Porsche RS Spyder review
Porsche has developed and built the open RS Spyder in accordance with the rules and regulations of the French Automobile Club de’l Ouest (A.C.O.) racing organisation under the designation "Le Mans Prototypes 2". This means that this racing car may be entered, inter alia, in the American Le Mans Series (ALMS), the European Le Mans Series (LMS), and the 24 Hours of Le Mans. Choosing the second-highest of four A.C.O. racing categories, Porsche is facing competition at the highest level of technology and at the same time limiting the cost of racing the car with a view to future entry of the RS Spyder by customers.

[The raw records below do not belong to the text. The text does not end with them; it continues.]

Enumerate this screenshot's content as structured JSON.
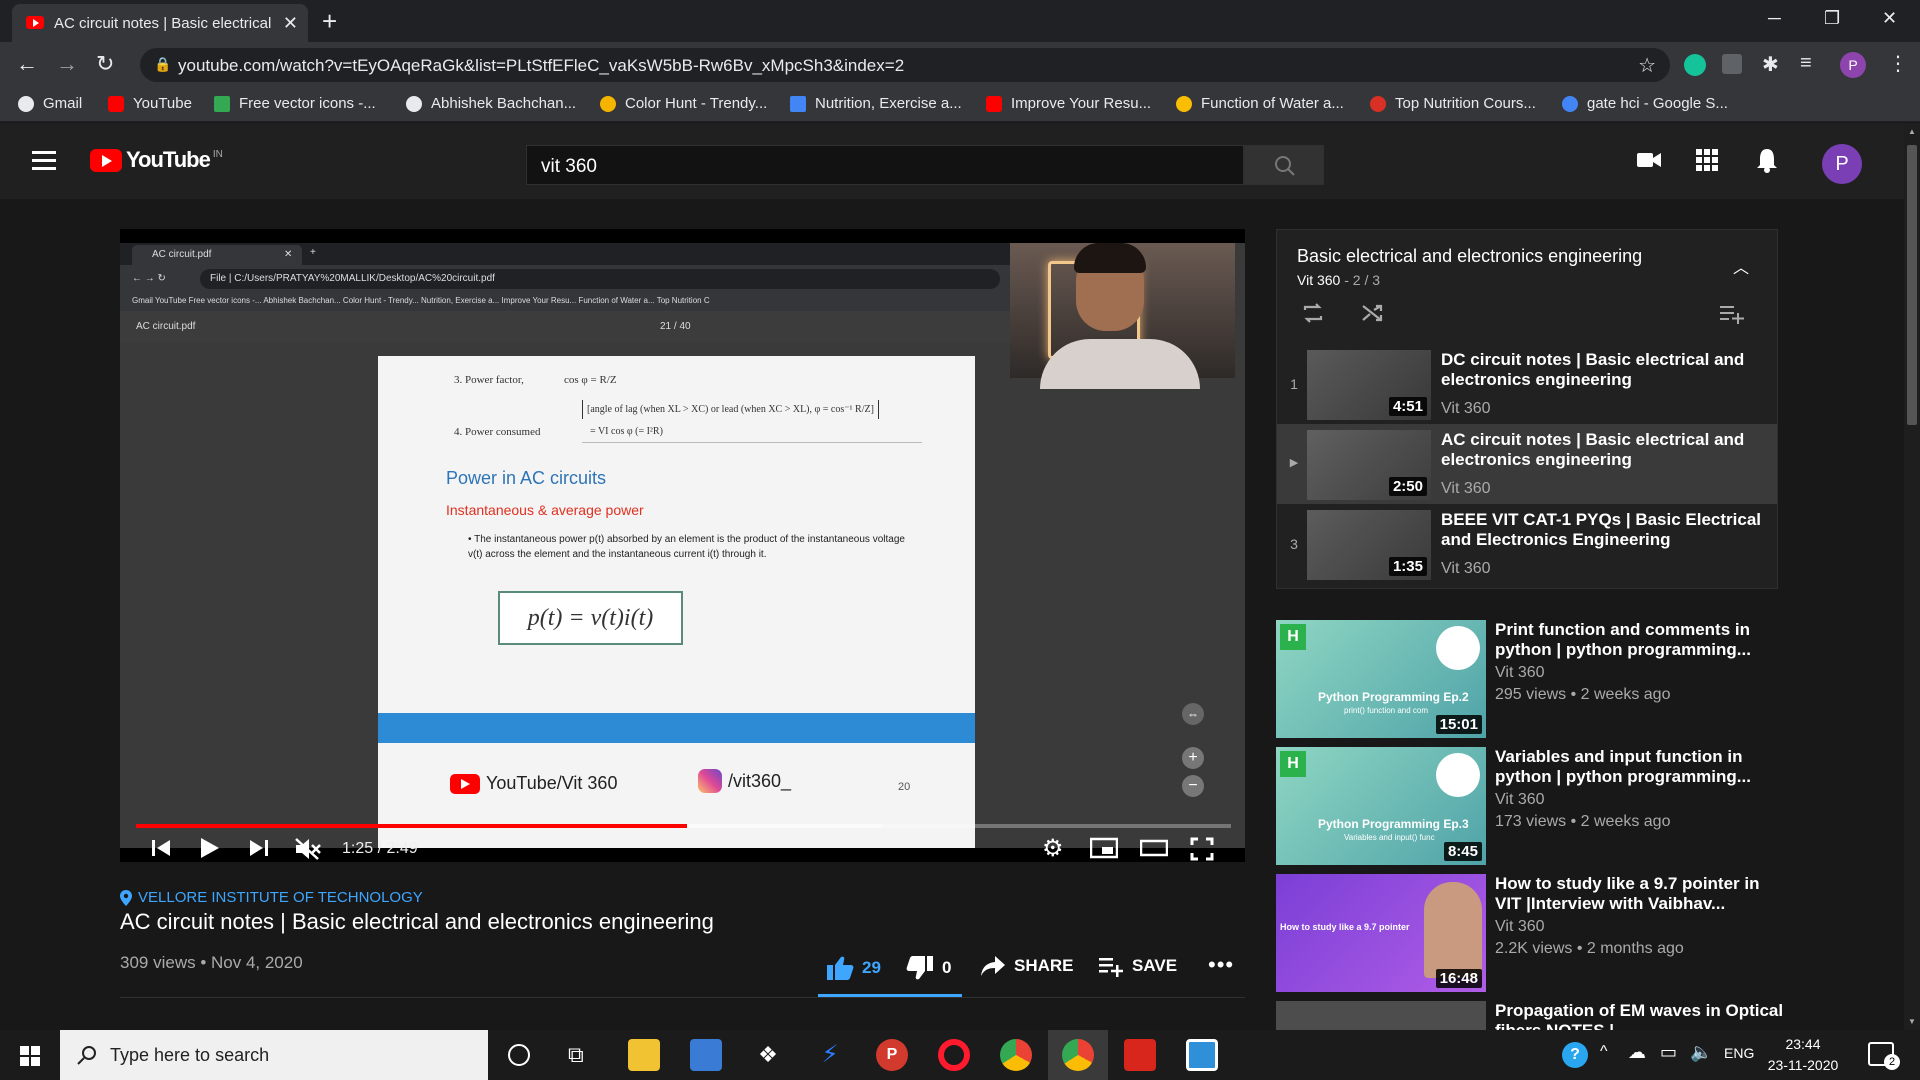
{
  "browser": {
    "tab_title": "AC circuit notes | Basic electrical",
    "new_tab": "+",
    "url": "youtube.com/watch?v=tEyOAqeRaGk&list=PLtStfEFleC_vaKsW5bB-Rw6Bv_xMpcSh3&index=2",
    "profile_initial": "P",
    "bookmarks": [
      {
        "label": "Gmail",
        "color": "#e8eaed"
      },
      {
        "label": "YouTube",
        "color": "#ff0000"
      },
      {
        "label": "Free vector icons -...",
        "color": "#34a853"
      },
      {
        "label": "Abhishek Bachchan...",
        "color": "#e8eaed"
      },
      {
        "label": "Color Hunt - Trendy...",
        "color": "#f4b400"
      },
      {
        "label": "Nutrition, Exercise a...",
        "color": "#4285f4"
      },
      {
        "label": "Improve Your Resu...",
        "color": "#ff0000"
      },
      {
        "label": "Function of Water a...",
        "color": "#fbbc04"
      },
      {
        "label": "Top Nutrition Cours...",
        "color": "#d93025"
      },
      {
        "label": "gate hci - Google S...",
        "color": "#4285f4"
      }
    ]
  },
  "youtube": {
    "logo_text": "YouTube",
    "region": "IN",
    "search_query": "vit 360",
    "avatar_initial": "P"
  },
  "player": {
    "time": "1:25 / 2:49",
    "progress_fraction": 0.503,
    "buffered_fraction": 0.48,
    "screen": {
      "tab": "AC circuit.pdf",
      "path": "File | C:/Users/PRATYAY%20MALLIK/Desktop/AC%20circuit.pdf",
      "bookmarks": "Gmail   YouTube   Free vector icons -...   Abhishek Bachchan...   Color Hunt - Trendy...   Nutrition, Exercise a...   Improve Your Resu...   Function of Water a...   Top Nutrition C",
      "pdf_name": "AC circuit.pdf",
      "page_count": "21 / 40",
      "line1": "3. Power factor,",
      "line1_formula": "cos φ = R/Z",
      "line2": "[angle of lag (when XL > XC) or lead (when XC > XL), φ = cos⁻¹ R/Z]",
      "line3": "4. Power consumed",
      "line3_formula": "= VI cos φ (= I²R)",
      "heading": "Power in AC circuits",
      "subheading": "Instantaneous & average power",
      "bullet": "The instantaneous power p(t) absorbed by an element is the product of the instantaneous voltage v(t) across the element and the instantaneous current i(t) through it.",
      "formula": "p(t) = v(t)i(t)",
      "footer_youtube": "YouTube/Vit 360",
      "footer_insta": "/vit360_",
      "page_number": "20"
    }
  },
  "video": {
    "location": "VELLORE INSTITUTE OF TECHNOLOGY",
    "title": "AC circuit notes | Basic electrical and electronics engineering",
    "views_date": "309 views • Nov 4, 2020",
    "likes": "29",
    "dislikes": "0",
    "share": "SHARE",
    "save": "SAVE"
  },
  "playlist": {
    "title": "Basic electrical and electronics engineering",
    "channel": "Vit 360",
    "position": " - 2 / 3",
    "items": [
      {
        "index": "1",
        "title": "DC circuit notes | Basic electrical and electronics engineering",
        "channel": "Vit 360",
        "duration": "4:51"
      },
      {
        "index": "▶",
        "title": "AC circuit notes | Basic electrical and electronics engineering",
        "channel": "Vit 360",
        "duration": "2:50"
      },
      {
        "index": "3",
        "title": "BEEE VIT CAT-1 PYQs | Basic Electrical and Electronics Engineering",
        "channel": "Vit 360",
        "duration": "1:35"
      }
    ]
  },
  "recommendations": [
    {
      "title": "Print function and comments in python | python programming...",
      "channel": "Vit 360",
      "meta": "295 views • 2 weeks ago",
      "duration": "15:01",
      "thumb_text": "Python Programming Ep.2",
      "thumb_sub": "print() function and com"
    },
    {
      "title": "Variables and input function in python | python programming...",
      "channel": "Vit 360",
      "meta": "173 views • 2 weeks ago",
      "duration": "8:45",
      "thumb_text": "Python Programming Ep.3",
      "thumb_sub": "Variables and input() func"
    },
    {
      "title": "How to study like a 9.7 pointer in VIT |Interview with Vaibhav...",
      "channel": "Vit 360",
      "meta": "2.2K views • 2 months ago",
      "duration": "16:48",
      "thumb_text": "How to study like a 9.7 pointer",
      "thumb_sub": ""
    },
    {
      "title": "Propagation of EM waves in Optical fibers NOTES |",
      "channel": "",
      "meta": "",
      "duration": "",
      "thumb_text": "",
      "thumb_sub": ""
    }
  ],
  "taskbar": {
    "search_placeholder": "Type here to search",
    "lang": "ENG",
    "time": "23:44",
    "date": "23-11-2020",
    "notifications": "2"
  }
}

Following thorough computer simulations and tests in the wind tunnel, the RS Spyder will feature an updated and upgraded chassis next season. Optimisation of the wing and rear diffuser serves not only to enhance the aerodynamic efficiency of the car, but also to improve the range of set-up options for different kinds of race tracks. At the same time the carbon-fibre body has been modified for an even higher standard of ease and convenience in service and maintenance. And last but not least, the thermodynamic qualities of the RS Spyder have been optimised inter alia by re-designing the air ducts leading into and out of the radiators.
The 90o V8 racing engine developed by Porsche for long-distance events develops maximum output from 3.4 litres displacement and with the air volume restrictor required by the pertinent regulations of 503 bhp (370 kW) at 10300 rpm, an increase in output over the former model by 23 bhp. The weight of the car is also in line with the A.C.O. Regulations, with the new RS Spyder weighing in at exactly 775 kilos or 1709 lb.
The sequential six-speed dog-shift gearbox with its three-plate carbon-fibre clutch is fitted in lengthwise and is integrated into the chassis as a load-bearing component. Gears are shifted directly from paddles on the steering wheel. Porsche has upgraded the gearbox for the forthcoming racing season above all with the objective to make the gearshift even more reliable, smoother and less demanding on all the components involved, and at the same time even more precise.
This prototype sports car is based on a carbon-fibre monocoque chassis, with double wishbone track arms for the front wheels attached to the ultra-stiff and light body structure. The double wishbones at the rear, in turn, are fastened to a carbon-fibre element bolted on to the transmission housing. Torsion springs and pushrod-operated four-way gas pressure dampers, as well as bending-leaf anti-roll bars, round off the suspension of the RS Spyder modified for even faster and more precise handling.
Great attention has also been given to the ongoing development of various other components of the car such as the central electrics, the hydraulic system, and the power steering.
The brakes feature double master cylinders, variable brake force distribution and inner-vented carbon-fibre discs measuring 380 millimetres or 14.96" in diameter on the front axle and 355 millimetres or 13.98" at the rear. The racing tyres for this prototype come from Michelin as a Porsche’s partner included from the beginning in the development of the RS Spyder.